**WHAT TO DO:** Extract the text of every entry below exactly; leave images out.

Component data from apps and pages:
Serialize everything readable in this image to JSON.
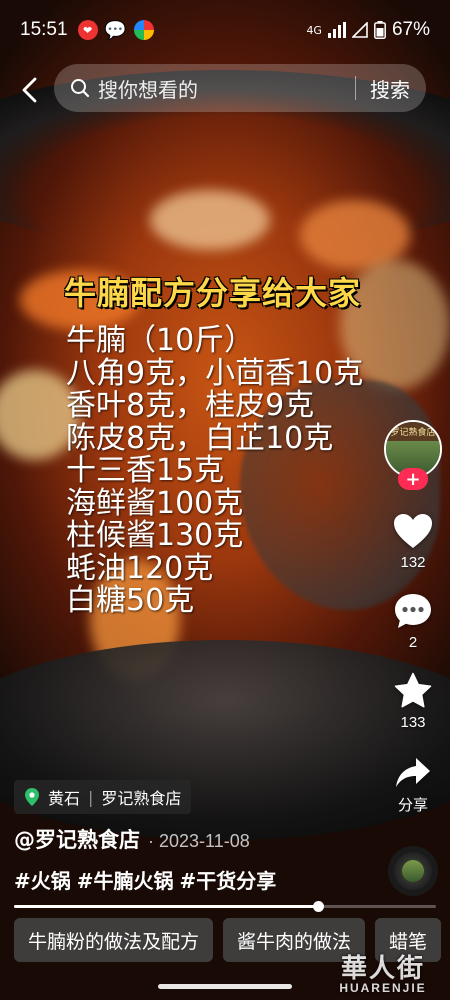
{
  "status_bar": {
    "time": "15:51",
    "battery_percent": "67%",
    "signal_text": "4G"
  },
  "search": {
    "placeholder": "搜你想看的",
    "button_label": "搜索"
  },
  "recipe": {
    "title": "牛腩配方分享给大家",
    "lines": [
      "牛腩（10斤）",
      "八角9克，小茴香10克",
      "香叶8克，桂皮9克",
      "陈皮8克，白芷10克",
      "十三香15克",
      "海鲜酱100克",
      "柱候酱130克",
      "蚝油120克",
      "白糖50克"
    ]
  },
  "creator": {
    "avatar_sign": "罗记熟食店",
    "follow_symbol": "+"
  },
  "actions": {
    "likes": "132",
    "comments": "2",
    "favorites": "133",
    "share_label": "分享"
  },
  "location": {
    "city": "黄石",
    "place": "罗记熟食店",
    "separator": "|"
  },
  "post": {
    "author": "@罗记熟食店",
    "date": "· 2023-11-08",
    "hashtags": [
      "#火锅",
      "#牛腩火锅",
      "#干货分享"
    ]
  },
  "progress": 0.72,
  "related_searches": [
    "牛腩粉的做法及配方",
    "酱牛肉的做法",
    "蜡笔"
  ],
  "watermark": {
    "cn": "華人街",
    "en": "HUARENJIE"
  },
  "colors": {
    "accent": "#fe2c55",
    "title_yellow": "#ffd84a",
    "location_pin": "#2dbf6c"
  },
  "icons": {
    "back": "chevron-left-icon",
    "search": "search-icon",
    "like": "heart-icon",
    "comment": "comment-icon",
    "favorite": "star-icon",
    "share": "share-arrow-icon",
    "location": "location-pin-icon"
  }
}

**EXPECTED OUTPUT:**
Serialize everything readable in this image to JSON.
{
  "status_bar": {
    "time": "15:51",
    "battery_percent": "67%",
    "signal_text": "4G"
  },
  "search": {
    "placeholder": "搜你想看的",
    "button_label": "搜索"
  },
  "recipe": {
    "title": "牛腩配方分享给大家",
    "lines": [
      "牛腩（10斤）",
      "八角9克，小茴香10克",
      "香叶8克，桂皮9克",
      "陈皮8克，白芷10克",
      "十三香15克",
      "海鲜酱100克",
      "柱候酱130克",
      "蚝油120克",
      "白糖50克"
    ]
  },
  "creator": {
    "avatar_sign": "罗记熟食店",
    "follow_symbol": "+"
  },
  "actions": {
    "likes": "132",
    "comments": "2",
    "favorites": "133",
    "share_label": "分享"
  },
  "location": {
    "city": "黄石",
    "place": "罗记熟食店",
    "separator": "|"
  },
  "post": {
    "author": "@罗记熟食店",
    "date": "· 2023-11-08",
    "hashtags": [
      "#火锅",
      "#牛腩火锅",
      "#干货分享"
    ]
  },
  "progress": 0.72,
  "related_searches": [
    "牛腩粉的做法及配方",
    "酱牛肉的做法",
    "蜡笔"
  ],
  "watermark": {
    "cn": "華人街",
    "en": "HUARENJIE"
  },
  "colors": {
    "accent": "#fe2c55",
    "title_yellow": "#ffd84a",
    "location_pin": "#2dbf6c"
  },
  "icons": {
    "back": "chevron-left-icon",
    "search": "search-icon",
    "like": "heart-icon",
    "comment": "comment-icon",
    "favorite": "star-icon",
    "share": "share-arrow-icon",
    "location": "location-pin-icon"
  }
}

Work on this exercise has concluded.